## SUPPLIED RECORDS

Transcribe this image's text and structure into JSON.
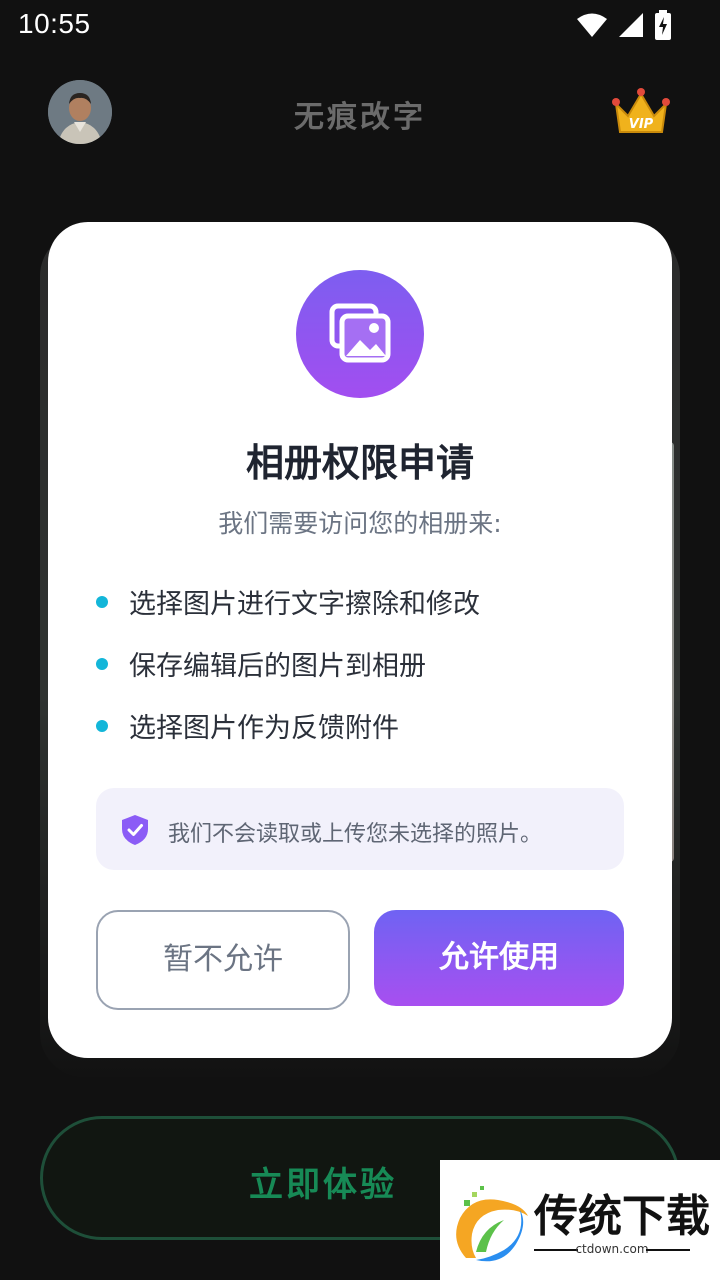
{
  "status_bar": {
    "time": "10:55",
    "icons": [
      "wifi-icon",
      "signal-icon",
      "battery-charging-icon"
    ]
  },
  "header": {
    "title": "无痕改字",
    "vip_badge": "VIP"
  },
  "dialog": {
    "icon": "gallery-icon",
    "title": "相册权限申请",
    "subtitle": "我们需要访问您的相册来:",
    "reasons": [
      "选择图片进行文字擦除和修改",
      "保存编辑后的图片到相册",
      "选择图片作为反馈附件"
    ],
    "privacy_note": "我们不会读取或上传您未选择的照片。",
    "deny_label": "暂不允许",
    "allow_label": "允许使用"
  },
  "cta": {
    "label": "立即体验"
  },
  "watermark": {
    "brand": "传统下载",
    "url": "ctdown.com"
  },
  "colors": {
    "accent_gradient_start": "#6f63f3",
    "accent_gradient_end": "#a84ff0",
    "bullet": "#13b6d9",
    "cta_green": "#178a56"
  }
}
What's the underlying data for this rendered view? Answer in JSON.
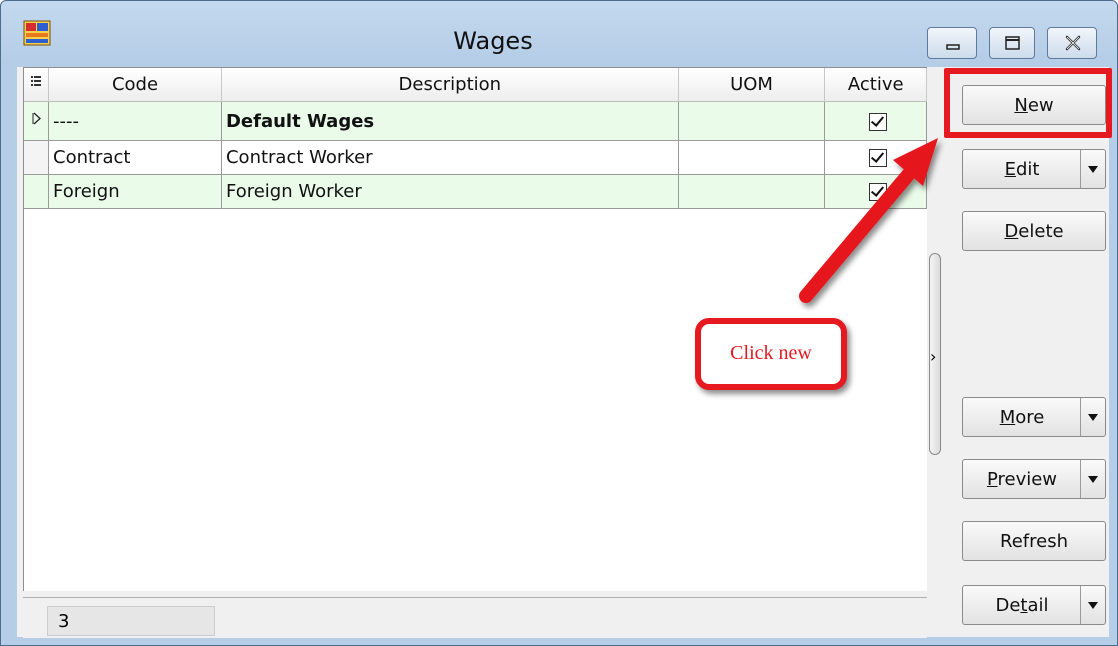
{
  "window": {
    "title": "Wages",
    "app_icon": "wages-app-icon",
    "controls": [
      "minimize-icon",
      "restore-icon",
      "close-icon"
    ]
  },
  "grid": {
    "columns": [
      "Code",
      "Description",
      "UOM",
      "Active"
    ],
    "rows": [
      {
        "code": "----",
        "description": "Default Wages",
        "uom": "",
        "active": true
      },
      {
        "code": "Contract",
        "description": "Contract Worker",
        "uom": "",
        "active": true
      },
      {
        "code": "Foreign",
        "description": "Foreign Worker",
        "uom": "",
        "active": true
      }
    ],
    "record_count": "3"
  },
  "buttons": {
    "new": "New",
    "edit": "Edit",
    "delete": "Delete",
    "more": "More",
    "preview": "Preview",
    "refresh": "Refresh",
    "detail": "Detail"
  },
  "annotation": {
    "callout_text": "Click new",
    "color": "#e5191f"
  }
}
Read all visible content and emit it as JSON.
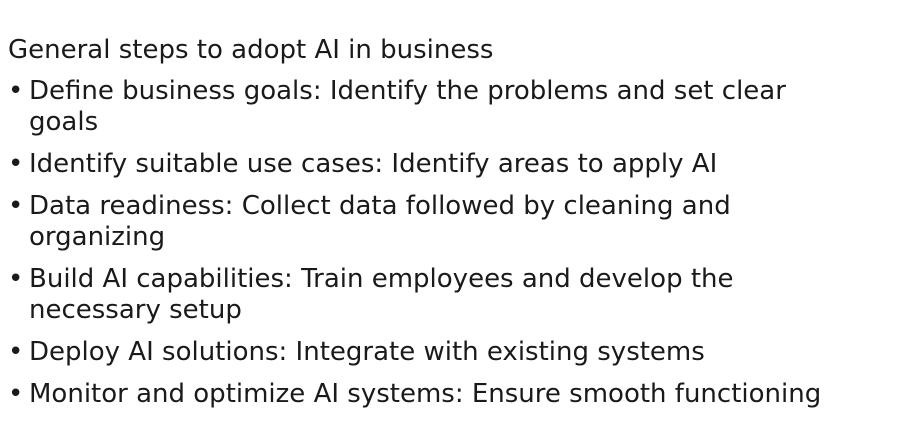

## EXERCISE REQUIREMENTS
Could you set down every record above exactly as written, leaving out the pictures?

## EXERCISE SOLUTION
Transcribe this image's text and structure into JSON.
{
  "status_bar": {
    "time": "10:55",
    "icons": [
      "wifi-icon",
      "signal-icon",
      "battery-charging-icon"
    ]
  },
  "header": {
    "title": "无痕改字",
    "vip_badge": "VIP"
  },
  "dialog": {
    "icon": "gallery-icon",
    "title": "相册权限申请",
    "subtitle": "我们需要访问您的相册来:",
    "reasons": [
      "选择图片进行文字擦除和修改",
      "保存编辑后的图片到相册",
      "选择图片作为反馈附件"
    ],
    "privacy_note": "我们不会读取或上传您未选择的照片。",
    "deny_label": "暂不允许",
    "allow_label": "允许使用"
  },
  "cta": {
    "label": "立即体验"
  },
  "watermark": {
    "brand": "传统下载",
    "url": "ctdown.com"
  },
  "colors": {
    "accent_gradient_start": "#6f63f3",
    "accent_gradient_end": "#a84ff0",
    "bullet": "#13b6d9",
    "cta_green": "#178a56"
  }
}
What's the underlying data for this rendered view? Answer in JSON.
{
  "window": {
    "title": "Wages",
    "app_icon": "wages-app-icon",
    "controls": [
      "minimize-icon",
      "restore-icon",
      "close-icon"
    ]
  },
  "grid": {
    "columns": [
      "Code",
      "Description",
      "UOM",
      "Active"
    ],
    "rows": [
      {
        "code": "----",
        "description": "Default Wages",
        "uom": "",
        "active": true
      },
      {
        "code": "Contract",
        "description": "Contract Worker",
        "uom": "",
        "active": true
      },
      {
        "code": "Foreign",
        "description": "Foreign Worker",
        "uom": "",
        "active": true
      }
    ],
    "record_count": "3"
  },
  "buttons": {
    "new": "New",
    "edit": "Edit",
    "delete": "Delete",
    "more": "More",
    "preview": "Preview",
    "refresh": "Refresh",
    "detail": "Detail"
  },
  "annotation": {
    "callout_text": "Click new",
    "color": "#e5191f"
  }
}
Read all visible content and emit it as JSON.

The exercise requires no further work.